There are reasons why politicians and art critics don’t mix particularly well. The Camerons of this world tend to take a hard-headed view of culture – how much it costs, its return on investment – while the Sewells focus on the joys it can offer. Often these two camps fall wildly out of sync, and such is the case with the Government’s announcement today – through Justice Secretary Chris Grayling - that prisoners will be banned from watching movies with an 18 certificate.

Here, the Government has made three grave mistakes. The first concerns the prisoners themselves. Preventing men and women who commit crimes from watching “adult” movies infantilises them in a fashion that works against any supposed process of rehabilitation. It implies their mental capacity is that of a juvenile, that whatever abuse they committed was somehow linked to a brain stuck in an adolescent stage of development, where erotic or violent impulses are harder to control. To patronise a grown adult in this way is not a good step towards helping them take responsibility.

Mistake two lies in the attitude towards film itself. It seems Grayling and co consider any movie with an 18 certificate to be a fellow of the tawdry and blood-soaked Saw series, or Hostel. This is patently absurd; but now as a result – from Belmarsh to Wormwood Scrubs – inmates will have to forego access to titles ranging from One Flew Over the Cuckoo’s Nest to The Big Lebowski to Alien. We can assume these 18-rated masterpieces, inspirational in different ways, are either absent from the Grayling household or hidden behind boxsets of Friends and Pocahontas.

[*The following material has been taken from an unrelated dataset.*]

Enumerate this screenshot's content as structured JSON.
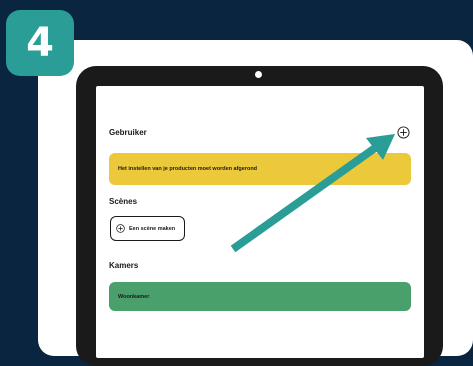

The third error is in linking movies that feature bad behaviour to bad behaviour itself. A ban infers that films with an 18 certificate are somehow morally damaging, or might lead to violent eruptions. This is a view shared by anxious conservatives around the world (commentators on America’s Fox News linked the Newtown massacre to violence on cinema screens), and one that, as yet, has no proof whatsoever to support it.

Few would disagree with the broad outline of Grayling’s prison reforms. A system where convicts can stay inside all day watching TV does nobody any favours. The changes proposed – whereby prisoners will have to work for their luxuries – may help those serving time to pass their sentence in a more productive fashion, perhaps even learn skills that will help them outside. But in the blanket ban on mature movies this Government, which has shredded arts funding, shows once more its galloping naivety to the value and purpose of art.